Home' A Plus Magazine : Oct 2012 Contents 58 October 2012
Beyond port and plonk
There's more to
Portuguese wine than
meets the palate,
George W. Russell reports
Portugal's vineyards have long
lived in the shadow of their coun-
terparts in France and Spain. The
country is far better known for its Port and
Madeira than table wines.
Even in Hong Kong, Portuguese wines
are more closely identified with trips to
Macau, where they are more widely con-
sumed and better appreciated. Indeed,
some major resorts such as the MGM Grand
devote more than one-third of their wine
lists to wine from Portugal.
To be sure, the best known wines from
Portugal found in Macau are the crisp,
green, low-alcohol Vinho Verde styles often
associated with quaffing on a summer
afternoon. But as the days cool, it's worth
taking a look at some more robust vintages.
The international appeal of Portugal's
wines hasn't been helped by the fact that

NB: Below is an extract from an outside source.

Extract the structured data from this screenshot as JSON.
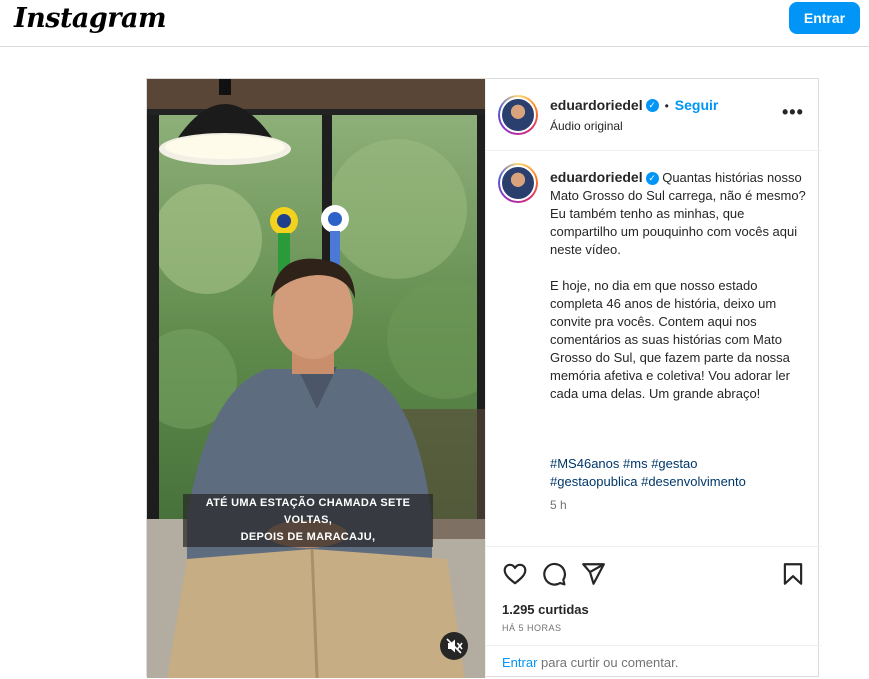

90 percent of the country's wines are pro-
duced using Portugal's 200-plus indige-
nous grape varieties such as Touriga Nacio-
nal, Baga and Rabo de Ovelha. Others are
referred to by their Portuguese names,
such as Aragonês, known elsewhere as
For oenological purposes, Portugal is
divided roughly into three clusters: north-
ern Portugal, central Portugal and south-
ern Portugal. Northern Portugal includes
the Douro and Dão regions where much of
the country's finest reds come from.
The valley of the Douro -- difficult ter-
rain that 17th century winemakers had to
create into terraces -- is known for its rich
red wines. Touriga Nacional is the princi-
pal grape variety grown in the Douro. The
valley's hot, dry climate produces dark, aro-
matic wines similar to full-bodied Cabernet
One excellent Douro available here in
Hong Kong is the Quinta do Vallado 2007
(HK$220, Fairmont Fine Wines, Wanchai).
It delivers concentrated fruits such as plums
Central Portugal is the least well-known
when it comes to wine production. Very
little good wine is produced around Lisbon
and vintages from the Carcavelos, Colares,
Bucelas and Setúbal areas are rarely seen
outside Portugal. However, the centre of
the country does contain the Ribatejo and
Estremadura regions, where many fine
wines are produced.
Ribatejo wines are rarely found in Hong
Kong but one worthwhile purchase is the
Conde Vimioso Tejo 2009 (HK$78, Wat-
son's Wine Cellar, Central). This blend of
Touriga Nacional, Aragonês and Cabernet
Sauvignon has red fruit, almost jam, notes.
Southern Portugal includes the Algarve,
the enclave of second homes for British
emigrants that unsurprisingly produces
poor wine, but also Alentejo, an important
grape-growing region and another signifi-
cant contributor of Portuguese wines to
Fine Alentejo reds include the Cortes
de Cima 2007 Touriga Nacional (HK$495
Grand Wine Cellar, Sheung Wan) with
its complex blueberry-blackberry aroma,
notes of leather and firm tannin structure.
A more economical alternative is the
Quinta do Carmo 2007 (HK$235, Rare
and Fine Wines, Sheung Wan), another
rich, fruity vintage ideal for accompanying
autumnal meat and game dishes.
Portuguese whites shouldn't be ignored.
And there's absolutely nothing wrong with
quaffing a sharp, raw Vinho Verde on those
last heady days of summer heat.
In terms of value for quaff, you can't go
past that staple of picnic baskets and Outly-
ing Island seafood restaurants, Aveleda's
famous Casal Garcia Vinho Verde Branco
(HK$58, Lam Hoi Kee, Yung Shue Wan).
Made from Loureiro, Trajadura, Arinto and
Azal grapes, it's crisp and refreshing with
sustained citrus notes.
For a slightly more upmarket experi-
ence, try the Quinta de Gomariz Loureiro
2010 (HK$150, Ample Vision Wines, Kwun
Tong). On its own, the Loureiro grape tastes
like something between a Sauvignon Blanc
and a Viognier. It has a touch of sweetness
but still has that summery, spritzy appeal.
The Douro valley also produces some
fine whites, such as the Altano Branco
Douro 2010 (HK$98, Watson's Wine Cel-
lar, Central) made by Symington Family
Estates. This has fruity notes at the apricot
and pineapple end of the spectrum, with a
pleasing citrus acidity.
The nearby Dão region is better known
for its reds, but also produces interesting
white wines such as the Quinta das Maias
2007 (HK$180, Chateau Lamma, Yung
Shue Wan). An ideal seafood accompani-
ment, this has a pleasing sweetness with
fetching hints of sea salt.
Terraced vineyards have covered the schist slopes of the
Douro Valley in northern Portugal since the 17th century.
Links Archive Nov 2012 Navigation Previous Page Next Page